Fistula Can Be Surgically Repaired
Now it feels like finally, after 12 years of waiting, I am getting the services I need.
—A 28-year-old woman from the Tigrinya tribe in Eritrea
Fistula cases require specialized surgery. Costs vary, but are usually well beyond the means of most women with fistula.
Fistula surgery is essentially the mending of a hole in the bladder or rectum. It can usually take place through the vagina without a major incision. Success rates can be as high as 90 per cent for experienced surgeons working in well-equipped facilities. But the operation is delicate, and specially trained surgeons and support staff are required. Two or more weeks of post-operative care is also essential.

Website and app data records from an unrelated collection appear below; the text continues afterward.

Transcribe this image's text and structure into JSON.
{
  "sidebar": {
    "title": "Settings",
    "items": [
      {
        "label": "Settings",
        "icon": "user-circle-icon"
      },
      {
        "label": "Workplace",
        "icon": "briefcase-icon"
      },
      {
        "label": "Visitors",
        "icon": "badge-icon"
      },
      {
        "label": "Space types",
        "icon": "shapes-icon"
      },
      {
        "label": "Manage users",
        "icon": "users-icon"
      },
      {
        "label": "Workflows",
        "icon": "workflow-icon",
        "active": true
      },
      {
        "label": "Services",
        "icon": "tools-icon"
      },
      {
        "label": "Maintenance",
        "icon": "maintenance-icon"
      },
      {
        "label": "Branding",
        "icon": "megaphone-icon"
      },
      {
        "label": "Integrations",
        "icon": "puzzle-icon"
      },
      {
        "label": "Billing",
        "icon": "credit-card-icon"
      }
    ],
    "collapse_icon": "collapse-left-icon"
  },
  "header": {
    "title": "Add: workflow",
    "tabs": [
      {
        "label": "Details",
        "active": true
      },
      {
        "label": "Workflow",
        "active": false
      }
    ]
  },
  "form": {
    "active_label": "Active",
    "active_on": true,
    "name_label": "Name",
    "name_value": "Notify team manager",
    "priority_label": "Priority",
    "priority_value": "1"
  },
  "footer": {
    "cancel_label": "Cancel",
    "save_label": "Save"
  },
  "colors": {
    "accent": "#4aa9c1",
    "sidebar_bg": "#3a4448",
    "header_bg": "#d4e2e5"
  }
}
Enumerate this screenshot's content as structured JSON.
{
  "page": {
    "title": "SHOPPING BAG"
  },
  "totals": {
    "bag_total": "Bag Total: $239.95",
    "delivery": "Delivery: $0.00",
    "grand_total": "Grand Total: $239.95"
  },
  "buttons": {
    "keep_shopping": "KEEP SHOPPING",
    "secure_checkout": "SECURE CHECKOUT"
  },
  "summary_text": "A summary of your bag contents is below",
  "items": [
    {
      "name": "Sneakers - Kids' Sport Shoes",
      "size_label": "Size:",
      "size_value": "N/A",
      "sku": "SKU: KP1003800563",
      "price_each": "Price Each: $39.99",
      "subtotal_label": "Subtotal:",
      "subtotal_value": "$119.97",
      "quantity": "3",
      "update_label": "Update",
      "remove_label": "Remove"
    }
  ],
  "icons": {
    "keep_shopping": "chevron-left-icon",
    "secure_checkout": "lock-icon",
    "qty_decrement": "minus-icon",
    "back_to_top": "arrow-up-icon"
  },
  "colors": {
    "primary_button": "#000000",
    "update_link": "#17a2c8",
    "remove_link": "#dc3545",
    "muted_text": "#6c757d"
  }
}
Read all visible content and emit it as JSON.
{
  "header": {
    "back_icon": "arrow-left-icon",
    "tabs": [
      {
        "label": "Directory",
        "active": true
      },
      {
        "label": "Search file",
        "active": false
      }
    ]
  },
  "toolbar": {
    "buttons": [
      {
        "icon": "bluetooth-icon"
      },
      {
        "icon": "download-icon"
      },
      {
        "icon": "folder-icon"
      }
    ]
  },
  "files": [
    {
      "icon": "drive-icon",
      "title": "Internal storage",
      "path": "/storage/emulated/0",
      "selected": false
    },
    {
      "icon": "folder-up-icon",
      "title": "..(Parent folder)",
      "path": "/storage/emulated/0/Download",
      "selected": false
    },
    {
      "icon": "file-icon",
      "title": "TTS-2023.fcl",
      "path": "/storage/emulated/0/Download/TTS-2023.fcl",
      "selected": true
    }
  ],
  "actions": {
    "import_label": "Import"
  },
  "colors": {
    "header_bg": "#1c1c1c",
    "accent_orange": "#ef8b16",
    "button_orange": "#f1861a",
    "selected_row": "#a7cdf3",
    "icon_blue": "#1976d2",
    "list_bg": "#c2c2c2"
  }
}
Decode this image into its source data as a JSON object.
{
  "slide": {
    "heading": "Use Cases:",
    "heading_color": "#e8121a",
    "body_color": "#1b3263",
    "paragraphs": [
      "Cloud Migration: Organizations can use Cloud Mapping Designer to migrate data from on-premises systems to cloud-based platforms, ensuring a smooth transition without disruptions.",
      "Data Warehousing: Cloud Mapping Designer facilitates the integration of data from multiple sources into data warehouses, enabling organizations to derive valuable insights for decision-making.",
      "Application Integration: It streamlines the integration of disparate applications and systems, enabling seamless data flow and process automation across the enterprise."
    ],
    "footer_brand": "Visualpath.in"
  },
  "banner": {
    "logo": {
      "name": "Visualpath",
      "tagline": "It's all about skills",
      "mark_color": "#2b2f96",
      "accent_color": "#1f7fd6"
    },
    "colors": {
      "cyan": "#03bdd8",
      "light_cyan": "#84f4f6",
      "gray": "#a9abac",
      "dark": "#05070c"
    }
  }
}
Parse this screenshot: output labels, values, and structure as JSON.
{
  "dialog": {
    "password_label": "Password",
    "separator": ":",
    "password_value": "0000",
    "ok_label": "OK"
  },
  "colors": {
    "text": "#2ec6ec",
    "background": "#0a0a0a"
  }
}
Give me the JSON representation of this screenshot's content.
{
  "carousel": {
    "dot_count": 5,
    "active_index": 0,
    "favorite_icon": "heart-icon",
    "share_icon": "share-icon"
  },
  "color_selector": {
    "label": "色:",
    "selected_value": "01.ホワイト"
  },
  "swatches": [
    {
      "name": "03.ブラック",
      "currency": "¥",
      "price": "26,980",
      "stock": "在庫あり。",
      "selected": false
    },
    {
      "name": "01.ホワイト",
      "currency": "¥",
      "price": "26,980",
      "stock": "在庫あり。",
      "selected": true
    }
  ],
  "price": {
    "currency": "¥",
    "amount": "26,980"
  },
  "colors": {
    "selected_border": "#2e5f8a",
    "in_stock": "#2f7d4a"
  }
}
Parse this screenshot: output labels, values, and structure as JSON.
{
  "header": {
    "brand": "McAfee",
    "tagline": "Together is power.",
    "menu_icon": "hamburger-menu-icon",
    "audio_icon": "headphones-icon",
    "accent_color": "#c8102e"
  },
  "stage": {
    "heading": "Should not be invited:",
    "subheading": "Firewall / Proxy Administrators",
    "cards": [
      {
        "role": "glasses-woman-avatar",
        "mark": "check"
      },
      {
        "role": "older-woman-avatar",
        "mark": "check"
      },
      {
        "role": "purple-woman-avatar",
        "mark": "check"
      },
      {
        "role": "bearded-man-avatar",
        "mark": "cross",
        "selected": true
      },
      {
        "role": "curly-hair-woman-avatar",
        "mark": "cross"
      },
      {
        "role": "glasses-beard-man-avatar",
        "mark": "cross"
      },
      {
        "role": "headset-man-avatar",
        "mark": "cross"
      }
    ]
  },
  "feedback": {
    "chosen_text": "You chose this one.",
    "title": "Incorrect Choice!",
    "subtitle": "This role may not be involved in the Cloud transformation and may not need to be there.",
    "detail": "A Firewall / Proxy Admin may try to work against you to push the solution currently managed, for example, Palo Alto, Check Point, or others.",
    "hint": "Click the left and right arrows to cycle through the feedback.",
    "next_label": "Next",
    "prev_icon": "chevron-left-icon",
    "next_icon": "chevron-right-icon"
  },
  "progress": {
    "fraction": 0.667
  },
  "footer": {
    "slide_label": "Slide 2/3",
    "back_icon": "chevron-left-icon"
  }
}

Some women are so debilitated when they arrive for treatment that they need weeks or months of care before they are strong enough to undergo the operation. Sometimes women have also suffered nerve damage and need extensive physical therapy. Counselling to address emotional trauma and social support is often necessary for complete healing.
Many women with fistula also have suffered nerve damage to the legs and require extended physical therapy. In some cases, injury to the internal organs is so extensive that more than one surgery is required. Some women are so badly damaged that they cannot be cured, but need continual care. New surgical techniques are being pioneered to improve results and address more severe tissue damage.
Many of those who live with the condition do not know that treatment is available. Once they find out, many girls and women show remarkable determination in mobilizing scarce resources to get help. Sadly, this often means borrowing or selling land or precious assets.
Ina zauna a gida na ji labari mai kyau.
I sat confined at home until I heard the good news.
Na ce: Wayyo, iya! Sai ki ba ni ku' di.
I said, "My word, mother! Give me the money!"
—From a Hausa anthem used for building group identity among fistula patients
What the Campaign is doing
The Campaign supports all aspects of expanding treatment, from training doctors and nurses to equipping and upgrading fistula centres or wards.
The Campaign is also mobilizing funding to provide free or subsidized fistula repairs. And it has encouraged more networking among providers, which has led to the sharing of new treatment techniques and protocols.